Third of all, what about all of the words associated with “cassette tapes?” The cassingle (I had close to 300, including the one pictured below). The dual-cassette deck. And yes, the “mix tape.”

He is willing to fight.

How quickly we forget these tokens of affection in this age of easily accessible music – Shazaam, iTunes, cloud computing, and the rest have spoiled all of us. People under the age of maybe 26 or 27 have limited memory of the pain-staking process required to create a mix tape (or was it supposed to be “mixed tape”) for a loved one. It was a labor of love.

Now, I’m not going to retread along the path that Nick Hornby and Rob Sheffield have traipsed so eloquently. I will say, however, that while I appreciate the convenience of mix-CDs turned online playlists (turned whatever’s next), much of the thought and romance has been stripped from the process.

From the moment I got my first dual-cassette deck (Christmas, 1998) through the time I got a computer with a CD burner (fall, 2000), I made no fewer than 150 mix tapes. I kept dozens for myself and took care to make personalized ones for friends, family members, boyfriends, and crushes. I may or may not have sent one to the New Kids on the Block fan club in an effort to widen their horizons to old-time rock and roll.

The process was always messy – I’d clear space on the floor in front of my stereo, lug over a huge stack of “cassette tapes” – or later CDs – and two different colored pens. My cassette-cover strategy rarely strayed:

A Side: [Font Color 1, Song Title] [Font Color 2, small dot] [Font Color 1, Artist]

B Side: [Font Color 2, Song Title] [Font Color 1, small dot] [Font Color 2, Artist]

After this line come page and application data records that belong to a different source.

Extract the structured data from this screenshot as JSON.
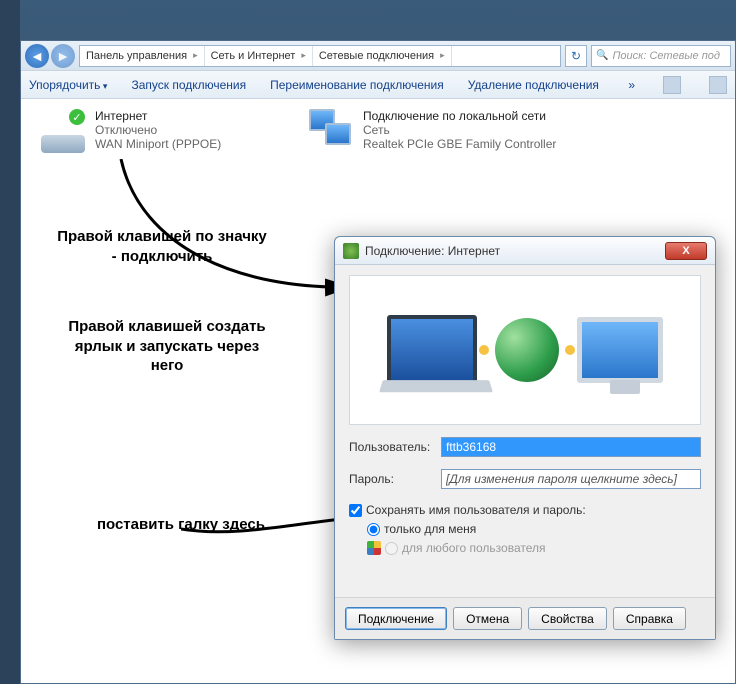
{
  "explorer": {
    "breadcrumb": [
      "Панель управления",
      "Сеть и Интернет",
      "Сетевые подключения"
    ],
    "search_placeholder": "Поиск: Сетевые под",
    "toolbar": {
      "organize": "Упорядочить",
      "start": "Запуск подключения",
      "rename": "Переименование подключения",
      "delete": "Удаление подключения",
      "more": "»"
    },
    "items": {
      "internet": {
        "title": "Интернет",
        "status": "Отключено",
        "device": "WAN Miniport (PPPOE)"
      },
      "lan": {
        "title": "Подключение по локальной сети",
        "status": "Сеть",
        "device": "Realtek PCIe GBE Family Controller"
      }
    }
  },
  "annotations": {
    "a1": "Правой клавишей по значку - подключить",
    "a2": "Правой клавишей создать ярлык и запускать через него",
    "a3": "поставить галку здесь"
  },
  "dialog": {
    "title": "Подключение: Интернет",
    "user_label": "Пользователь:",
    "user_value": "fttb36168",
    "pass_label": "Пароль:",
    "pass_value": "[Для изменения пароля щелкните здесь]",
    "chk_save": "Сохранять имя пользователя и пароль:",
    "radio_me": "только для меня",
    "radio_all": "для любого пользователя",
    "btn_connect": "Подключение",
    "btn_cancel": "Отмена",
    "btn_props": "Свойства",
    "btn_help": "Справка"
  }
}
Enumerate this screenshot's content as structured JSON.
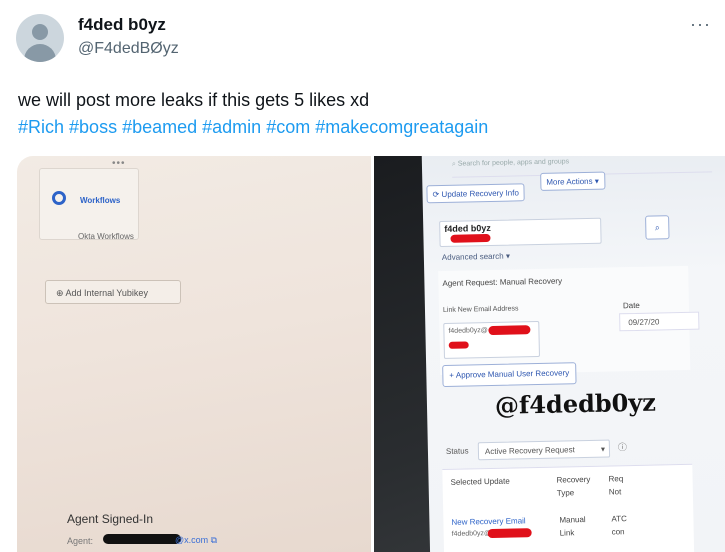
{
  "post": {
    "display_name": "f4ded b0yz",
    "handle": "@F4dedBØyz",
    "more_glyph": "···",
    "text": "we will post more leaks if this gets 5 likes xd",
    "hashtags": [
      "#Rich",
      "#boss",
      "#beamed",
      "#admin",
      "#com",
      "#makecomgreatagain"
    ]
  },
  "photo_left": {
    "dots": "•••",
    "workflows_title": "Workflows",
    "workflows_sub": "Okta Workflows",
    "yubikey_button": "Add Internal Yubikey",
    "signed_in_label": "Agent Signed-In",
    "agent_label": "Agent:",
    "agent_email_tail": "@x.com"
  },
  "photo_right": {
    "search_placeholder": "Search for people, apps and groups",
    "update_recovery_button": "Update Recovery Info",
    "more_actions_button": "More Actions",
    "user_name": "f4ded b0yz",
    "advanced_search": "Advanced search ▾",
    "agent_request": "Agent Request: Manual Recovery",
    "link_email_label": "Link New Email Address",
    "email_prefix": "f4dedb0yz@",
    "date_label": "Date",
    "date_value": "09/27/20",
    "approve_button": "Approve Manual User Recovery",
    "watermark": "@f4dedb0yz",
    "status_label": "Status",
    "status_value": "Active Recovery Request",
    "table_headers": [
      "Selected Update",
      "Recovery Type",
      "Req Not"
    ],
    "table_row": [
      "New Recovery Email",
      "Manual Link",
      "ATC con"
    ],
    "row_email_prefix": "f4dedb0yz@"
  },
  "colors": {
    "link": "#1d9bf0",
    "redaction": "#e0101a"
  }
}
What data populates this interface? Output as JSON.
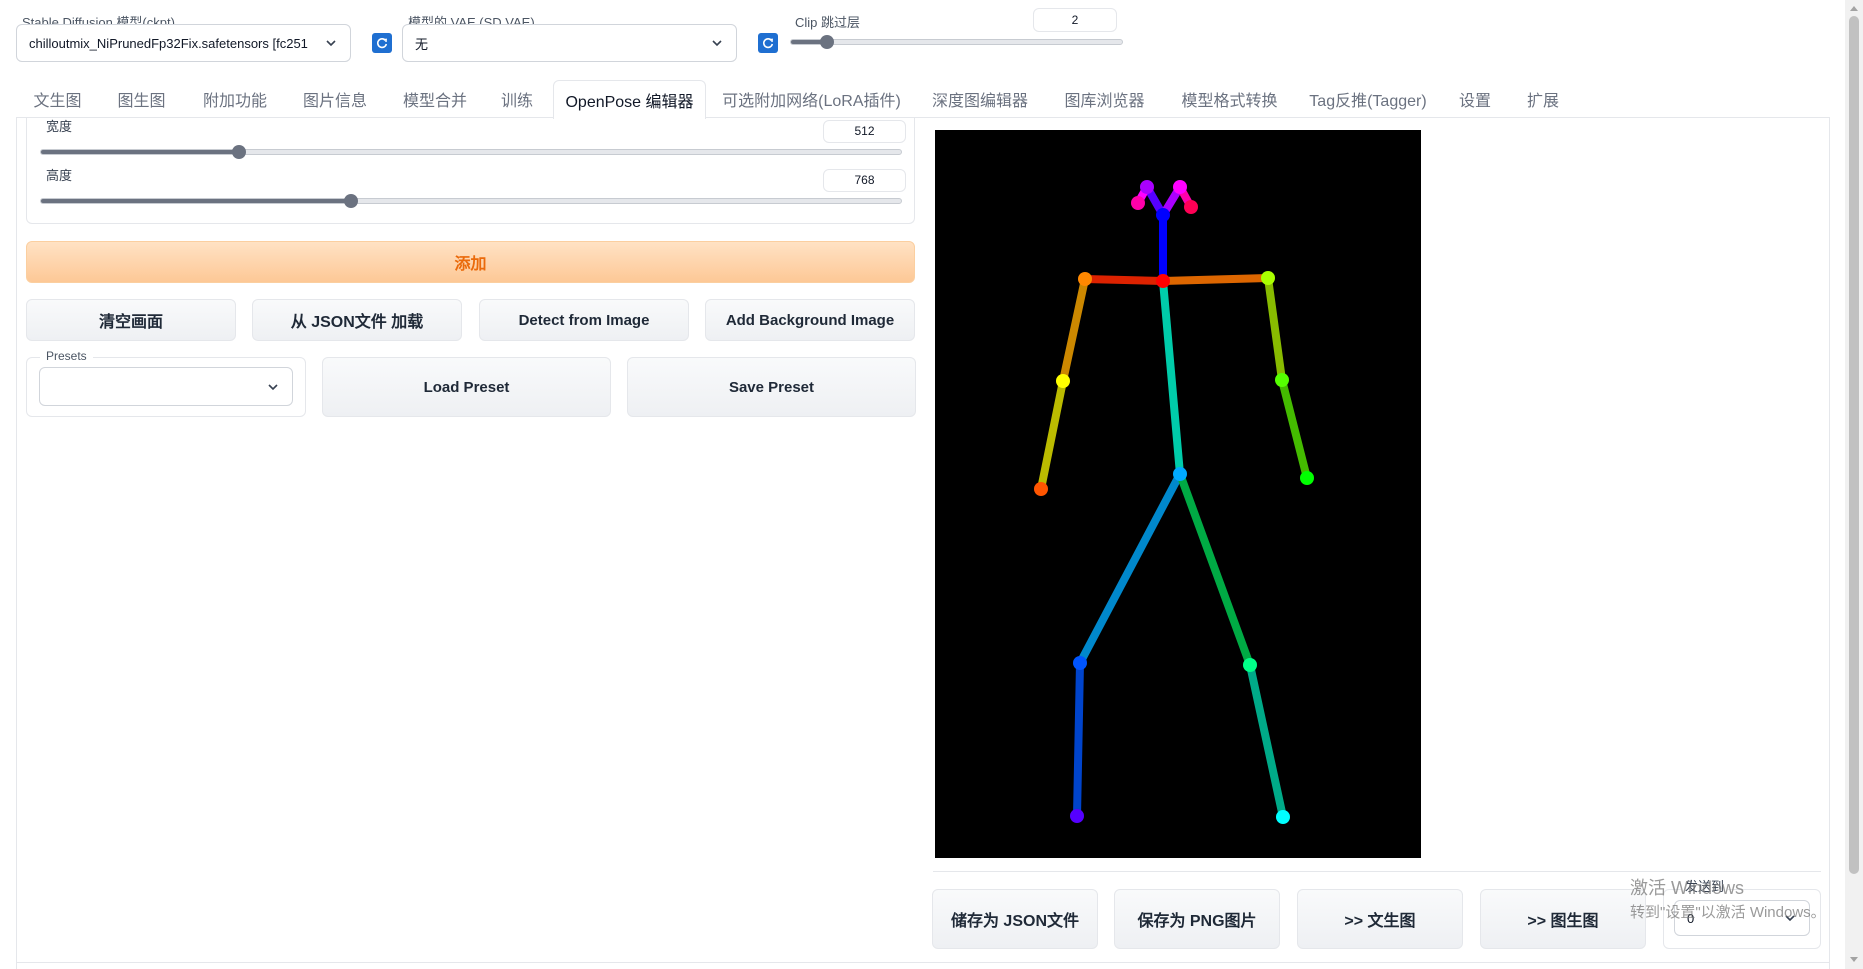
{
  "model": {
    "label": "Stable Diffusion 模型(ckpt)",
    "value": "chilloutmix_NiPrunedFp32Fix.safetensors [fc251"
  },
  "vae": {
    "label": "模型的 VAE (SD VAE)",
    "value": "无"
  },
  "clip": {
    "label": "Clip 跳过层",
    "value": "2",
    "level_fraction": 0.11
  },
  "tabs": [
    {
      "label": "文生图"
    },
    {
      "label": "图生图"
    },
    {
      "label": "附加功能"
    },
    {
      "label": "图片信息"
    },
    {
      "label": "模型合并"
    },
    {
      "label": "训练"
    },
    {
      "label": "OpenPose 编辑器"
    },
    {
      "label": "可选附加网络(LoRA插件)"
    },
    {
      "label": "深度图编辑器"
    },
    {
      "label": "图库浏览器"
    },
    {
      "label": "模型格式转换"
    },
    {
      "label": "Tag反推(Tagger)"
    },
    {
      "label": "设置"
    },
    {
      "label": "扩展"
    }
  ],
  "active_tab": "OpenPose 编辑器",
  "width": {
    "label": "宽度",
    "value": "512",
    "level_fraction": 0.23
  },
  "height": {
    "label": "高度",
    "value": "768",
    "level_fraction": 0.36
  },
  "buttons": {
    "add": "添加",
    "clear": "清空画面",
    "load_json": "从 JSON文件 加载",
    "detect": "Detect from Image",
    "add_bg": "Add Background Image",
    "load_preset": "Load Preset",
    "save_preset": "Save Preset",
    "save_json": "储存为 JSON文件",
    "save_png": "保存为 PNG图片",
    "to_txt2img": ">> 文生图",
    "to_img2img": ">> 图生图"
  },
  "presets": {
    "label": "Presets",
    "value": ""
  },
  "send_to": {
    "label": "发送到",
    "value": "0"
  },
  "watermark": {
    "line1": "激活 Windows",
    "line2": "转到\"设置\"以激活 Windows。"
  },
  "colors": {
    "accent_blue": "#1f6fd1",
    "orange_text": "#ea6a0b",
    "canvas_bg": "#000000"
  }
}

OCD, perhaps, but I thought it made for an attractive sleeve that would inevitably wind up lost under the passenger seat of someone’s Dodge Shadow. Live songs were no good (the endings were always too abrupt) and one couldn’t swing tempos too dramatically – this thinking was confirmed in my time at the radio station. My Dad had a mix tape that swung from Bruce Springsteen’s “Born to Run” into Judy Collins’ “Sisters of Mercy.” I’ve never quite recovered from that startling segue.

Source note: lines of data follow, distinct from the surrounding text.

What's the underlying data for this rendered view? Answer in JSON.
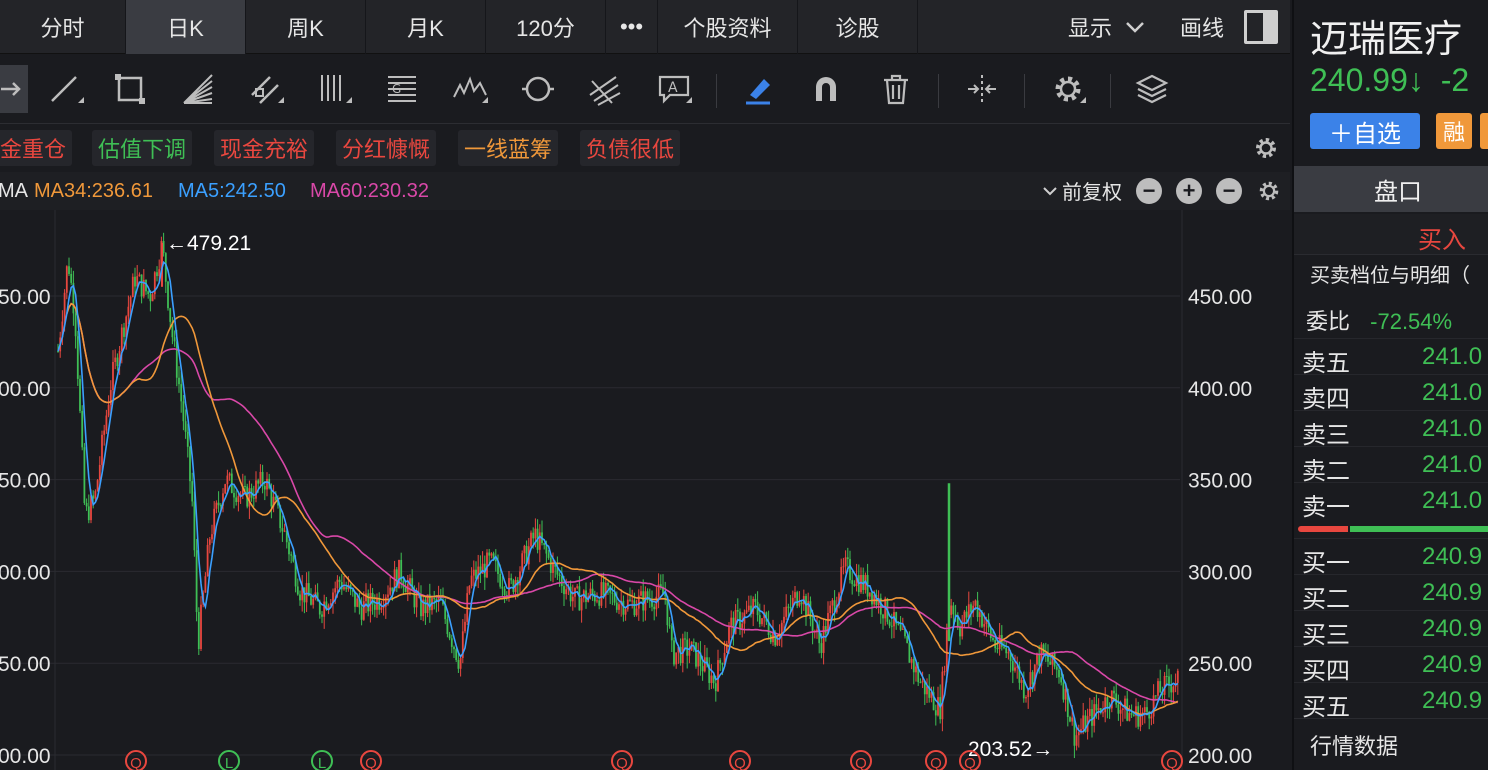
{
  "tabs": [
    {
      "label": "分时",
      "active": false
    },
    {
      "label": "日K",
      "active": true
    },
    {
      "label": "周K",
      "active": false
    },
    {
      "label": "月K",
      "active": false
    },
    {
      "label": "120分",
      "active": false
    },
    {
      "label": "•••",
      "active": false
    },
    {
      "label": "个股资料",
      "active": false
    },
    {
      "label": "诊股",
      "active": false
    }
  ],
  "header_right": {
    "show_label": "显示",
    "draw_label": "画线"
  },
  "toolbar_icons": [
    "arrow-icon",
    "line-icon",
    "rectangle-icon",
    "fan-icon",
    "parallel-channel-icon",
    "vertical-lines-icon",
    "gann-icon",
    "wave-icon",
    "cycle-icon",
    "fork-icon",
    "text-annotation-icon",
    "highlighter-icon",
    "magnet-icon",
    "trash-icon",
    "split-icon",
    "settings-icon",
    "layers-icon"
  ],
  "tags": [
    {
      "label": "金重仓",
      "color": "red"
    },
    {
      "label": "估值下调",
      "color": "green"
    },
    {
      "label": "现金充裕",
      "color": "red"
    },
    {
      "label": "分红慷慨",
      "color": "red"
    },
    {
      "label": "一线蓝筹",
      "color": "orange"
    },
    {
      "label": "负债很低",
      "color": "red"
    }
  ],
  "ma_legend": {
    "prefix": "MA",
    "ma34": "MA34:236.61",
    "ma5": "MA5:242.50",
    "ma60": "MA60:230.32",
    "adjust": "前复权"
  },
  "chart_data": {
    "type": "candlestick",
    "y_ticks_left": [
      ".00",
      "50.00",
      "00.00",
      "50.00",
      "00.00",
      "50.00",
      "00.00"
    ],
    "y_ticks_right": [
      "450.00",
      "400.00",
      "350.00",
      "300.00",
      "250.00",
      "200.00"
    ],
    "ylim": [
      200,
      480
    ],
    "high_label": "←479.21",
    "low_label": "203.52→",
    "high": 479.21,
    "low": 203.52,
    "markers": [
      "Q",
      "L",
      "L",
      "Q",
      "Q",
      "Q",
      "Q",
      "Q",
      "Q",
      "Q"
    ],
    "colors": {
      "up": "#e8473f",
      "down": "#3fbf55",
      "ma5": "#3ba0ff",
      "ma34": "#f0983a",
      "ma60": "#d948a8",
      "grid": "#2a2b30"
    }
  },
  "quote": {
    "name": "迈瑞医疗",
    "price": "240.99↓",
    "change": "-2",
    "add_watch": "＋自选",
    "margin": "融",
    "panel_tab": "盘口",
    "buy_label": "买入",
    "detail_label": "买卖档位与明细（",
    "weibi_label": "委比",
    "weibi_value": "-72.54%",
    "asks": [
      {
        "label": "卖五",
        "price": "241.0"
      },
      {
        "label": "卖四",
        "price": "241.0"
      },
      {
        "label": "卖三",
        "price": "241.0"
      },
      {
        "label": "卖二",
        "price": "241.0"
      },
      {
        "label": "卖一",
        "price": "241.0"
      }
    ],
    "bids": [
      {
        "label": "买一",
        "price": "240.9"
      },
      {
        "label": "买二",
        "price": "240.9"
      },
      {
        "label": "买三",
        "price": "240.9"
      },
      {
        "label": "买四",
        "price": "240.9"
      },
      {
        "label": "买五",
        "price": "240.9"
      }
    ],
    "market_data_label": "行情数据"
  }
}
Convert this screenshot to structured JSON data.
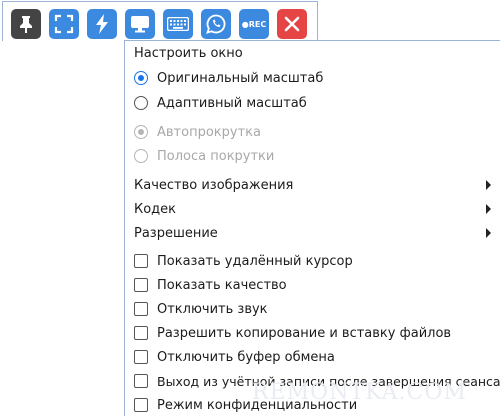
{
  "toolbar": {
    "buttons": [
      {
        "name": "pin-icon"
      },
      {
        "name": "fullscreen-icon"
      },
      {
        "name": "lightning-icon"
      },
      {
        "name": "monitor-icon"
      },
      {
        "name": "keyboard-icon"
      },
      {
        "name": "chat-icon"
      },
      {
        "name": "record-icon",
        "label": "●REC"
      },
      {
        "name": "close-icon"
      }
    ]
  },
  "menu": {
    "title": "Настроить окно",
    "scale_original": "Оригинальный масштаб",
    "scale_adaptive": "Адаптивный масштаб",
    "autoscroll": "Автопрокрутка",
    "scrollbar": "Полоса покрутки",
    "image_quality": "Качество изображения",
    "codec": "Кодек",
    "resolution": "Разрешение",
    "show_remote_cursor": "Показать удалённый курсор",
    "show_quality": "Показать качество",
    "mute": "Отключить звук",
    "allow_file_copy_paste": "Разрешить копирование и вставку файлов",
    "disable_clipboard": "Отключить буфер обмена",
    "logout_after_session": "Выход из учётной записи после завершения сеанса",
    "privacy_mode": "Режим конфиденциальности"
  },
  "watermark": "REMONTKA.COM",
  "colors": {
    "accent": "#1a73e8",
    "toolbar_blue": "#3b8ae0",
    "close_red": "#e64545"
  }
}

Most of all, a mix tape had to combine familiar favorites with “new” music to which you wanted to introduce the listener. The former got the audience excited when first perusing the track list – the latter provided an education.  It was a service I was providing, and I hope I left a tiny bit of a legacy. Even if, when you’re asking the OED, none of these items ever really existed.